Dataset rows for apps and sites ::

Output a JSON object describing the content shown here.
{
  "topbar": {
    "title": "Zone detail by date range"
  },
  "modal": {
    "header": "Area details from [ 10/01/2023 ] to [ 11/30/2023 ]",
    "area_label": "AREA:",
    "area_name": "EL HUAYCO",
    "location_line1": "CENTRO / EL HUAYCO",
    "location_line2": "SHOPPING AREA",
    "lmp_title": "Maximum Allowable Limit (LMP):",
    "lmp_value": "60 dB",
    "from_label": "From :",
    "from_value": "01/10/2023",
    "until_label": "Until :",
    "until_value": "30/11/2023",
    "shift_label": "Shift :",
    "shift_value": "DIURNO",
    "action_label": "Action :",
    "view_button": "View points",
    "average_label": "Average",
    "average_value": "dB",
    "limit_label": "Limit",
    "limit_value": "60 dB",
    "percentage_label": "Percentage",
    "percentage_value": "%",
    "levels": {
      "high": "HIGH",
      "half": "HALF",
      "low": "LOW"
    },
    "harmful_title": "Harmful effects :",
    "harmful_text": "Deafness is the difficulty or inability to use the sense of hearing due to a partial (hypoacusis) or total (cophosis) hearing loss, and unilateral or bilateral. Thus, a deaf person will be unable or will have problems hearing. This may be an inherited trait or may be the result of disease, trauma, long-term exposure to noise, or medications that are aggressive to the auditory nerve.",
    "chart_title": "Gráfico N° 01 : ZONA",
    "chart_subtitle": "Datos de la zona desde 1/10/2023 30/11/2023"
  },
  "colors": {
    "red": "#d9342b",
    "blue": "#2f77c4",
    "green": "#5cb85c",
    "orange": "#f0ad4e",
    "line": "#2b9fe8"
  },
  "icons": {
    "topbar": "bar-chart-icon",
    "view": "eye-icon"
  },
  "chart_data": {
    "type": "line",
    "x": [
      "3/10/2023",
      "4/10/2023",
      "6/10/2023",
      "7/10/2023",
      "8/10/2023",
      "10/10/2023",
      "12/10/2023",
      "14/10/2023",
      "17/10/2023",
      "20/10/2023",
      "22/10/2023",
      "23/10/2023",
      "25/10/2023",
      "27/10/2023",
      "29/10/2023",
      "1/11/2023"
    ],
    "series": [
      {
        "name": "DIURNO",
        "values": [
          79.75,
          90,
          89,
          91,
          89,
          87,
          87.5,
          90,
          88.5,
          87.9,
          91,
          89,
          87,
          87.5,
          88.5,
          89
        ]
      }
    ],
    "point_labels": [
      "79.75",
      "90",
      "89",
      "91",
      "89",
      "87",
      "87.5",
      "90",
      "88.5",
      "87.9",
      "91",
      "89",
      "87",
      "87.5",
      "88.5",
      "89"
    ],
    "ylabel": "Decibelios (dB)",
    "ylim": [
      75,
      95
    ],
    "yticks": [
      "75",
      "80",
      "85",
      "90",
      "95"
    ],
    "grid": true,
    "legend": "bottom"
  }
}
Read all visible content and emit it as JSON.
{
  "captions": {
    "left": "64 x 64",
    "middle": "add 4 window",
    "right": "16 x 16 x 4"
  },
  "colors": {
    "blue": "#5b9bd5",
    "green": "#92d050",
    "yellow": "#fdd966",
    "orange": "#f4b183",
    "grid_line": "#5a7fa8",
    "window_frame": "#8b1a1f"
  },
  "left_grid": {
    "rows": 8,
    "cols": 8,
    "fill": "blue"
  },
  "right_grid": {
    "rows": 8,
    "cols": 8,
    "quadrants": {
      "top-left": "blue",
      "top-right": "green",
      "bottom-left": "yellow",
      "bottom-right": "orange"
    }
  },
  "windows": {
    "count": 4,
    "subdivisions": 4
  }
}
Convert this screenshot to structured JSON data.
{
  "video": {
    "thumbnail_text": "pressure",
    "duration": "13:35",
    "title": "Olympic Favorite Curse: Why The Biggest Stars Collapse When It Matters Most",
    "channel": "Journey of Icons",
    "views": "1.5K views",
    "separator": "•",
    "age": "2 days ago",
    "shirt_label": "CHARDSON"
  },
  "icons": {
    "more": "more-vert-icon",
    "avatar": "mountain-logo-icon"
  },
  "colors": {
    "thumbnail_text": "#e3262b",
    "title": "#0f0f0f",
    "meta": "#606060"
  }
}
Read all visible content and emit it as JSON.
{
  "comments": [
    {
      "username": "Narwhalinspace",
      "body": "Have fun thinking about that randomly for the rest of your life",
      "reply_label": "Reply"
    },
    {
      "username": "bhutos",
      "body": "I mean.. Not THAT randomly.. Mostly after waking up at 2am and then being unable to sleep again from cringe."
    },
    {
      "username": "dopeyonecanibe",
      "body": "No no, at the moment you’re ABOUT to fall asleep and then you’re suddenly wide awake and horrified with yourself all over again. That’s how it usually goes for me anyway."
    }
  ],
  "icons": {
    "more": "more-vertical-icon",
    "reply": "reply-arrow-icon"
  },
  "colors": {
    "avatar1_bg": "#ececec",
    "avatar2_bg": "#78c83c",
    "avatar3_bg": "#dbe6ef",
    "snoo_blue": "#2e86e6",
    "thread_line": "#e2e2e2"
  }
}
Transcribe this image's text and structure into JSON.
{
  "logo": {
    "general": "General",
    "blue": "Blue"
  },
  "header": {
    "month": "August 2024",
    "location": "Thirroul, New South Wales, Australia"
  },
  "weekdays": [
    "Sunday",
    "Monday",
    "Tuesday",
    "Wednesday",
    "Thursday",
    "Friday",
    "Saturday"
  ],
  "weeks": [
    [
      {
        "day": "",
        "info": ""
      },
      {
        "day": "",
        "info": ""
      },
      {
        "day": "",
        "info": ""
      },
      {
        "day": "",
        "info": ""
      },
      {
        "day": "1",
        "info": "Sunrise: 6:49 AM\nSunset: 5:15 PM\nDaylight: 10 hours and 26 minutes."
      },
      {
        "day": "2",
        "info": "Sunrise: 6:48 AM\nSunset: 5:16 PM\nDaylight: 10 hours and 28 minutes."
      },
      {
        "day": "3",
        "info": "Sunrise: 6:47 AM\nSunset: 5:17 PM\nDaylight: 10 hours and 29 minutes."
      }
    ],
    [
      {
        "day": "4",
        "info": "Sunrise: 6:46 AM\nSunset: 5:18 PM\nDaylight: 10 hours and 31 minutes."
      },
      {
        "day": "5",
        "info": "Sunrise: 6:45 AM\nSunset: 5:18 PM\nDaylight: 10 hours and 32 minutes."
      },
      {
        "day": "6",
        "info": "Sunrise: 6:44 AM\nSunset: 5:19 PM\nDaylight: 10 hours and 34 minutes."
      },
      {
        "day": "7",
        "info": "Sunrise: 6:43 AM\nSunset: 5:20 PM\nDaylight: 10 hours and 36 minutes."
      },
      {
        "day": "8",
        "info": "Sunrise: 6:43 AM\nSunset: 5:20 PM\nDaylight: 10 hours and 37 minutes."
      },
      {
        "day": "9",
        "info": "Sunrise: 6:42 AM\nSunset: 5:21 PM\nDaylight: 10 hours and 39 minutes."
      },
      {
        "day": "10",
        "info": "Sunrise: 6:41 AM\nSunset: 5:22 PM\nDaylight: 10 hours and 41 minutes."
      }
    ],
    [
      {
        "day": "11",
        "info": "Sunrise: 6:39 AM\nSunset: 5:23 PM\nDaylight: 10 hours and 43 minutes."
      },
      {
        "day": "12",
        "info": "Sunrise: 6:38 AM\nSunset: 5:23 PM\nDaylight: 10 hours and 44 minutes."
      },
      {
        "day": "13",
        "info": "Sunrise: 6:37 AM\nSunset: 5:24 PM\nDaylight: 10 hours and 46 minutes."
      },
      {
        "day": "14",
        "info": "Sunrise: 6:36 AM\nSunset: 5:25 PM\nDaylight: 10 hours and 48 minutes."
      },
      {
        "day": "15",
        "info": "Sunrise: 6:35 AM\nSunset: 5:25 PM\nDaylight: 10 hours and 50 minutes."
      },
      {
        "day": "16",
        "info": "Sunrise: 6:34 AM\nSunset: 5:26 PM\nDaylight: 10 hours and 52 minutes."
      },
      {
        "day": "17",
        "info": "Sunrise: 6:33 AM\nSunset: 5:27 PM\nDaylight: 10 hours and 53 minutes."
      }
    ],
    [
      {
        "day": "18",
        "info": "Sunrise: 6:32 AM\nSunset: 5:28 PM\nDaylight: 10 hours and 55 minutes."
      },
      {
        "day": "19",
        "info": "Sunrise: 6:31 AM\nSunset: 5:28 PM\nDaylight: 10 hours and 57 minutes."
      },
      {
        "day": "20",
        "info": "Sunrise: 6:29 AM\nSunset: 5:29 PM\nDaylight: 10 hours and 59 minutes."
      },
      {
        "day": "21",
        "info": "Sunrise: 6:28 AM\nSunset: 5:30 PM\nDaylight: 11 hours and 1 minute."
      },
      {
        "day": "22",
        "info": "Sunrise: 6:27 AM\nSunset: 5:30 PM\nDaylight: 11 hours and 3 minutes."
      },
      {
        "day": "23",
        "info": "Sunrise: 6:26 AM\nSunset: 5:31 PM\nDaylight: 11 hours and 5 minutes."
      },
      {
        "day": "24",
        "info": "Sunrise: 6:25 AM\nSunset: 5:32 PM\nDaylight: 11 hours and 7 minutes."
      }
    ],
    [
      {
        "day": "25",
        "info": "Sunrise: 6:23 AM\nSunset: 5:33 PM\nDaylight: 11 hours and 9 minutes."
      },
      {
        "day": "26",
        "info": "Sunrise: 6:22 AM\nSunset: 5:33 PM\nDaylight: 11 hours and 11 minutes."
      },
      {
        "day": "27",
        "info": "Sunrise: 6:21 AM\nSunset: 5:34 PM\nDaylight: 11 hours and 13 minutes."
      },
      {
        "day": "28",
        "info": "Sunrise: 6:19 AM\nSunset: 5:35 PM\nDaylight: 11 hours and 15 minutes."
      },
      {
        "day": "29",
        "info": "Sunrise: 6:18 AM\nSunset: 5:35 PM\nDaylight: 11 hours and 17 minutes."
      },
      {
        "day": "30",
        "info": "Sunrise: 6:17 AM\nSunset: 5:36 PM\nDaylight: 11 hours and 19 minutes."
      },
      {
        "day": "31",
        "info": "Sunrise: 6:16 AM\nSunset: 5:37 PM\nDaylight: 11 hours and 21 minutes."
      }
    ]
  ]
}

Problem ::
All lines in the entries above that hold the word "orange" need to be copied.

Written response ::
    "orange": "#f0ad4e",
    "orange": "#f4b183",
      "bottom-right": "orange"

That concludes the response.